So what's next? Do you know what you want to do after high school? Have you researched post-secondary options that will help you achieve your career goals? What may seem like an easy decision can become a daunting task. Deciding what education option to take after high school can be overwhelming and making the right choice based on your career choices is critical when selecting a post-secondary program to pursue.
Post-secondary options provide students with a plethora of choices students can explore in order to obtain the career of their choice. Post-secondary options could include a four year college or university, community college, career and technical education, or military. Consideration of career goals, time investment, cost, and learning environment can determine what post-secondary programming is best suited for students.
A college/university offers students a wealth of education options. There are a number of degree programs, majors, and class options students can choose from that may align with their career aspirations. The typical four-year college program offers two types of bachelor’s degrees: Bachelor of Arts (BA) or Bachelor of Science (BS). Students who are interested in the career pathway of arts and humanities will take the B.A. pathway, and students who are interested in science, technology, and business usually earn a Bachelor of Science (B.S.) or Bachelor of Fine Arts (BFA). Four-year schools typically offer on-campus residential opportunities, sports, clubs, extracurricular activities, and social activities.
Students can also explore Historical Black Colleges and Universities (HBCU). Founded prior to 1964, HBCUs are higher education institutions that were historically established to provide education for Black Americans. Today, HBCUs offer all students, regardless of race, an opportunity to gain a rich culture college experience, as well as develop a student’s skills and talents that also align with the student’s career goals.
Community college is another avenue students can explore when pursuing post-secondary options. Community colleges are far more cost effective than a four year institution; they can provide flexibility if students have to work and attend school simultaneously, there are more support services offered, smaller class sizes, and students can obtain an associate degree or certification upon completion of college.
Career and Technical Education
Career certification programs are additional post-secondary routes students can take to reach their career goal.
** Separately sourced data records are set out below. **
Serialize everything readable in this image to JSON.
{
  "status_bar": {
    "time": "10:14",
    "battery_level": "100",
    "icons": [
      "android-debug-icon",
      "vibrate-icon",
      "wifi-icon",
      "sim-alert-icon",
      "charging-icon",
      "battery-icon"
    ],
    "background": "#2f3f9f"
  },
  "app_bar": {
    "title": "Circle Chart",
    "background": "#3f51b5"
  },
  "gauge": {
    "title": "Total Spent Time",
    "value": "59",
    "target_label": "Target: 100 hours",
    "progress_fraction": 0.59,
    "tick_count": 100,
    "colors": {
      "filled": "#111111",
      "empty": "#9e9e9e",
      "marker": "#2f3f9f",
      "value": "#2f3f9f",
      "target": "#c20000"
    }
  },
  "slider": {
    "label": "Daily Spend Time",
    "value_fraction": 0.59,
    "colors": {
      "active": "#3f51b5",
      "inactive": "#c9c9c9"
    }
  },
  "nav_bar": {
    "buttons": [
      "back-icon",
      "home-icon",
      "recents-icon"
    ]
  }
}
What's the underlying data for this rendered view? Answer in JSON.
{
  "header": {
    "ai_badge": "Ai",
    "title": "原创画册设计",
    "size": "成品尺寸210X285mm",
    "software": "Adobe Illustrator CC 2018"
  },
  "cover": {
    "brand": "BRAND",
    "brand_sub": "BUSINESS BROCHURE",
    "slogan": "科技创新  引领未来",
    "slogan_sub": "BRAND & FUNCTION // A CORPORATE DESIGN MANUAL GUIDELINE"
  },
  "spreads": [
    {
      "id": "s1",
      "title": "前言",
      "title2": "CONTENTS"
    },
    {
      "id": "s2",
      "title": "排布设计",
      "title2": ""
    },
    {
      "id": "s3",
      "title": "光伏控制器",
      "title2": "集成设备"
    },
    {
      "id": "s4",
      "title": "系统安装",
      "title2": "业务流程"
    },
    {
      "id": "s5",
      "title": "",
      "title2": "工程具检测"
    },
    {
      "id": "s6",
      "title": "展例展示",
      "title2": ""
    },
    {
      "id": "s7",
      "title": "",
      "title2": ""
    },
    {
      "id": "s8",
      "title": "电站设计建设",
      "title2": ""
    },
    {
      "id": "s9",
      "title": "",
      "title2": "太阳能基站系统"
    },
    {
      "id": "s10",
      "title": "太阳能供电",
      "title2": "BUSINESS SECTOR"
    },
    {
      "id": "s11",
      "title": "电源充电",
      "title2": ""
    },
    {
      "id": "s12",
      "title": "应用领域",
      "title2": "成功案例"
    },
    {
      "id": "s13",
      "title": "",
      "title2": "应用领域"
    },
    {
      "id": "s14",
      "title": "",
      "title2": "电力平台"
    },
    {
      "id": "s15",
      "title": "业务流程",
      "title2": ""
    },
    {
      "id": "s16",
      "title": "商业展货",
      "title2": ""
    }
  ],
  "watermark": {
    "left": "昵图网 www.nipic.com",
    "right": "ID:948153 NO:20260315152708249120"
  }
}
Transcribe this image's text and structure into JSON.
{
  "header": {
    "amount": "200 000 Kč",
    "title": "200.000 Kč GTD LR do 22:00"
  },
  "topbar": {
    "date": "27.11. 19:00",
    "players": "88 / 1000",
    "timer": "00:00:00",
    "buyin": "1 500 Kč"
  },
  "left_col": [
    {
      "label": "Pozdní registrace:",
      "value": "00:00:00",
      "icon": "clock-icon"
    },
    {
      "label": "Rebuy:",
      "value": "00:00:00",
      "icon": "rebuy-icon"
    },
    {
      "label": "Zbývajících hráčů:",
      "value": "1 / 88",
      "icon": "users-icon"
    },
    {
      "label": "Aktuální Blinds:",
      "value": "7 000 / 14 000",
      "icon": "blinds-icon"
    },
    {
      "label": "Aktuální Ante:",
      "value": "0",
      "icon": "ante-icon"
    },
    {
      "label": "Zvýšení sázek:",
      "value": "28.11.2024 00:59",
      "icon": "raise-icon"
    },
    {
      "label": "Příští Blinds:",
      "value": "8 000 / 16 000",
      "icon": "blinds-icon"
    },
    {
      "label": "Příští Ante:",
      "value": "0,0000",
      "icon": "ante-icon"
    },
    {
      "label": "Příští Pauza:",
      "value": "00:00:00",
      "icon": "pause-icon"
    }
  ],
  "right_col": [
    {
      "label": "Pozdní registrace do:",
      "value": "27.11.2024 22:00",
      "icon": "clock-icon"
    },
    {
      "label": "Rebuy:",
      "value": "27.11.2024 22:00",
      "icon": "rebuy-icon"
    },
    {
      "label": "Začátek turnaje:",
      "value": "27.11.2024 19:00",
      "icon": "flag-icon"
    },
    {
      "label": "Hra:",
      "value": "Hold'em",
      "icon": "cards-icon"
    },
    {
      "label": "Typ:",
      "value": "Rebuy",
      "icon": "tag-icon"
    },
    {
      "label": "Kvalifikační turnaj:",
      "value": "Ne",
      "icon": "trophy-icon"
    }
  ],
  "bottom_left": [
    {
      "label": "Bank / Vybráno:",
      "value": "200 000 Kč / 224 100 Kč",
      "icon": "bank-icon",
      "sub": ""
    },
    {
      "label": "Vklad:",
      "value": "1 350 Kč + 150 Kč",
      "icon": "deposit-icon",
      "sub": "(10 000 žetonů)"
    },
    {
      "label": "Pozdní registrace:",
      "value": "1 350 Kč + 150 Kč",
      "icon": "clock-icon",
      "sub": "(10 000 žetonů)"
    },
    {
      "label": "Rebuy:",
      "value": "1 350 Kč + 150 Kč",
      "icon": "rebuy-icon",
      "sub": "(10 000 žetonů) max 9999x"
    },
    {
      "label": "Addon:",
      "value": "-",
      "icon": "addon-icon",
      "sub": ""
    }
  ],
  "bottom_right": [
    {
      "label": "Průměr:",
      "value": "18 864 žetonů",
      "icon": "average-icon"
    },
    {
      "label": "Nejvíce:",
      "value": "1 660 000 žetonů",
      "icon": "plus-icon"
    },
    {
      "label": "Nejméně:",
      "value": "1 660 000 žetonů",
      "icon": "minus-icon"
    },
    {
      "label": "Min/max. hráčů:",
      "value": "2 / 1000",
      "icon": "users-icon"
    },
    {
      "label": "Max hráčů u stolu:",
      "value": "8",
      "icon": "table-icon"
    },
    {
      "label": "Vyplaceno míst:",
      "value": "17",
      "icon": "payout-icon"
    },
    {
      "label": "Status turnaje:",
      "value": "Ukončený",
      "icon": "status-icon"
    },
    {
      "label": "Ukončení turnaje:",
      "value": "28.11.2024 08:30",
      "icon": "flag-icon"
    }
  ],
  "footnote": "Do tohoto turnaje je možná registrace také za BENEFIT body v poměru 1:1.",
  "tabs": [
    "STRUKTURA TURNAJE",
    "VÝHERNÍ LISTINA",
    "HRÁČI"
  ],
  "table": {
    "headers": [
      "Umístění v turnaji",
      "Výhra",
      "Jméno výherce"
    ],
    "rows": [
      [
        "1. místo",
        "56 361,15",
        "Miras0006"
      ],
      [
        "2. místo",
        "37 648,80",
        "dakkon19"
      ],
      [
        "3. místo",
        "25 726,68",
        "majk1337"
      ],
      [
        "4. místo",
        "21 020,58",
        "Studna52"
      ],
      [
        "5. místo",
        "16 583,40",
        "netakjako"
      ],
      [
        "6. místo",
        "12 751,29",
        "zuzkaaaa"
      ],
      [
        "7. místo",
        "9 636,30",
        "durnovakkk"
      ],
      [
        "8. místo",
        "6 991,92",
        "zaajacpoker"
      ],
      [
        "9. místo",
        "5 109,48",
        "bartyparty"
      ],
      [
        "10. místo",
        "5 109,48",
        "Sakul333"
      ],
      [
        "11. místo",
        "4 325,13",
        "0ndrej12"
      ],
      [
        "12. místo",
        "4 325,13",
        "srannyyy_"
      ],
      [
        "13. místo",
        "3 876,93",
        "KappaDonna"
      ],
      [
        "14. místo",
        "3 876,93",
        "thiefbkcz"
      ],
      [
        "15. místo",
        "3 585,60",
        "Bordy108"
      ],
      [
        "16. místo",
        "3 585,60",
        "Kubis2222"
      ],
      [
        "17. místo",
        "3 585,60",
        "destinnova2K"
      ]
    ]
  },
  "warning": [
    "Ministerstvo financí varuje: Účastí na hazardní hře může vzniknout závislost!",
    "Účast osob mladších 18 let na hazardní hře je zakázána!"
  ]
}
Career certificate programs offer hands-on experiences related to specific careers. Career technical education programs are more streamlined and focus on developing specific skills and knowledge for a selected career path and students earn a certification opposed to a degree. Certification programs are a great way for students to jump start their career immediately after high school and career technical education programs cost far less than a college/university, as well as taking significantly less time to complete. Career technical education programs are often referred to as “trade schools” or “vocational training programs”.
Apprenticeships afford students the opportunity to gain skills and knowledge under skilled, trained workers within the occupation the students are pursuing. Through a paid, on-the-job training opportunity, students can learn the skills needed for the job. An apprenticeship for nearly any job can exist, ranging from high-tech manufacturing to healthcare.
The military is yet another option one can explore when deciding what post-secondary path to take to reach one’s career goals. The military can help pay for college or even pay off college loans, all while assisting students with achieving their career goals.